Coach Mike McCarthy said the club's decision not to renew the contracts of six members of his staff, including one with deep ties to him in Green Bay, hasn't affected his relationship with owner/general manager Jerry Jones or the rest of the Dallas front office.
The Cowboys, who finished 13-6, reached the playoffs for a second consecutive season and won a road game in the postseason for the first time in 30 years.
Still, Dallas' divisional-round losing streak reached seven games, the longest since the 1970 merger, with a 19-12 loss at San Francisco. The Cowboys haven't advanced to an NFC championship game since the last of the franchise's five Super Bowl titles to cap the 1995 season.
“As far as my relationship with Jerry, just using his words, we’re in an excellent spot,” McCarthy said Thursday, a few hours after the club's announcement on the coaches who aren't returning.
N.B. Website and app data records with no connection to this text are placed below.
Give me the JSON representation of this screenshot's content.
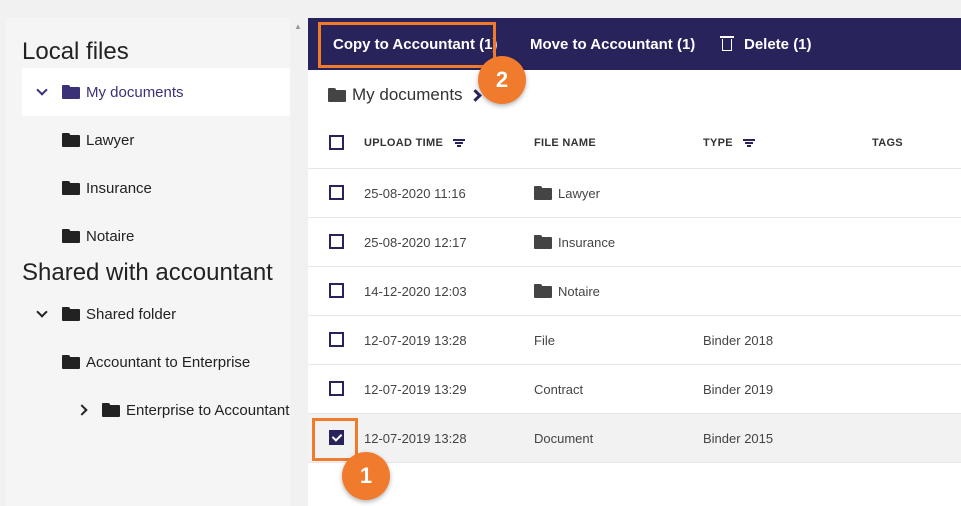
{
  "sidebar": {
    "local_title": "Local files",
    "shared_title": "Shared with accountant",
    "local_items": [
      {
        "label": "My documents"
      },
      {
        "label": "Lawyer"
      },
      {
        "label": "Insurance"
      },
      {
        "label": "Notaire"
      }
    ],
    "shared_items": [
      {
        "label": "Shared folder"
      },
      {
        "label": "Accountant to Enterprise"
      },
      {
        "label": "Enterprise to Accountant"
      }
    ]
  },
  "toolbar": {
    "copy_label": "Copy to Accountant (1)",
    "move_label": "Move to Accountant (1)",
    "delete_label": "Delete (1)"
  },
  "breadcrumb": {
    "current": "My documents"
  },
  "table": {
    "headers": {
      "upload_time": "UPLOAD TIME",
      "file_name": "FILE NAME",
      "type": "TYPE",
      "tags": "TAGS"
    },
    "rows": [
      {
        "time": "25-08-2020 11:16",
        "name": "Lawyer",
        "type": "",
        "is_folder": true,
        "checked": false
      },
      {
        "time": "25-08-2020 12:17",
        "name": "Insurance",
        "type": "",
        "is_folder": true,
        "checked": false
      },
      {
        "time": "14-12-2020 12:03",
        "name": "Notaire",
        "type": "",
        "is_folder": true,
        "checked": false
      },
      {
        "time": "12-07-2019 13:28",
        "name": "File",
        "type": "Binder 2018",
        "is_folder": false,
        "checked": false
      },
      {
        "time": "12-07-2019 13:29",
        "name": "Contract",
        "type": "Binder 2019",
        "is_folder": false,
        "checked": false
      },
      {
        "time": "12-07-2019 13:28",
        "name": "Document",
        "type": "Binder 2015",
        "is_folder": false,
        "checked": true
      }
    ]
  },
  "annotations": {
    "step1": "1",
    "step2": "2"
  },
  "colors": {
    "primary": "#29235c",
    "accent": "#f07b2d"
  }
}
“The partnership that we have, he’s excited about. He told me a number of times this week that he wants me to coach here as long as coach (Tom) Landry did. And I said, ‘OK, that’s a long time.’”
Jones' first act as owner in 1989 was firing Landry, coach of the Cowboys for the franchise's first 29 seasons. There's been chatter about McCarthy's job security since a losing debut in the pandemic-altered 2020 season.
Jones said the loss to the 49ers didn't change his outlook with McCarthy, who has always shrugged off talk to the contrary.
“I get to talk to Jerry a lot,” McCarthy said. “So I’ve never, I’ve never felt that. The narrative was externally generated.”
Quinn, who interviewed with Denver, Arizona and Indianapolis, told McCarthy on Thursday he would be back for a third season with the Cowboys. Quinn, who led Atlanta to a Super Bowl as coach, made the same decision after interviewing for jobs last year.
Dallas was the first team since the “Steel Curtain” era of the Pittsburgh Steelers from 1972-74 to lead the NFL in takeaways in consecutive years.
“This is big for us,” McCarthy said. “Gives us continuity with what we accomplished the last two years and build off of that. And just frankly on a personal note, I can’t tell you how thankful I am.”
The future of offensive coordinator Kellen Moore seems less certain. Moore interviewed for the head coaching job with the Panthers, who hired Frank Reich on Thursday.
McCarthy wouldn't answer a question about whether Moore would be the play-caller in 2023 if he weren't hired as a head coach elsewhere.
The mostly productive Dallas offense sputtered in each of the playoff losses the past two seasons.
“I really don’t want to play this game today,” McCarthy said. “Kellen Moore, just like the rest of the coaches, will be evaluated. The evaluation, it takes more than one day.”
The coaches who won't be back include assistant head coach Rob Davis, who spent 10 seasons on McCarthy's Green Bay staff after finishing his career as the Packers' long snapper, and senior defensive assistant George Edwards.
The others are offensive line coach and former Miami head coach Joe Philbin, running backs coach Skip Peete, assistant defensive line coach Leon Lett and quality control analyst Kyle Valero.
Edwards was a senior defensive assistant who took a leading role with the linebackers and was praised on Twitter by two-time All-Pro pass rusher Micah Parsons.
Edwards joined the Cowboys when McCarthy was hired in 2020, as did Philbin and Peete. It was Peete's second stint as Dallas' running backs coach.
Lett, a two-time Pro Bowl defensive lineman who played on all three Super Bowl-winning Dallas teams in the 1990s, just finished his 12th season on the staff. Valero had been with the Cowboys since 2014.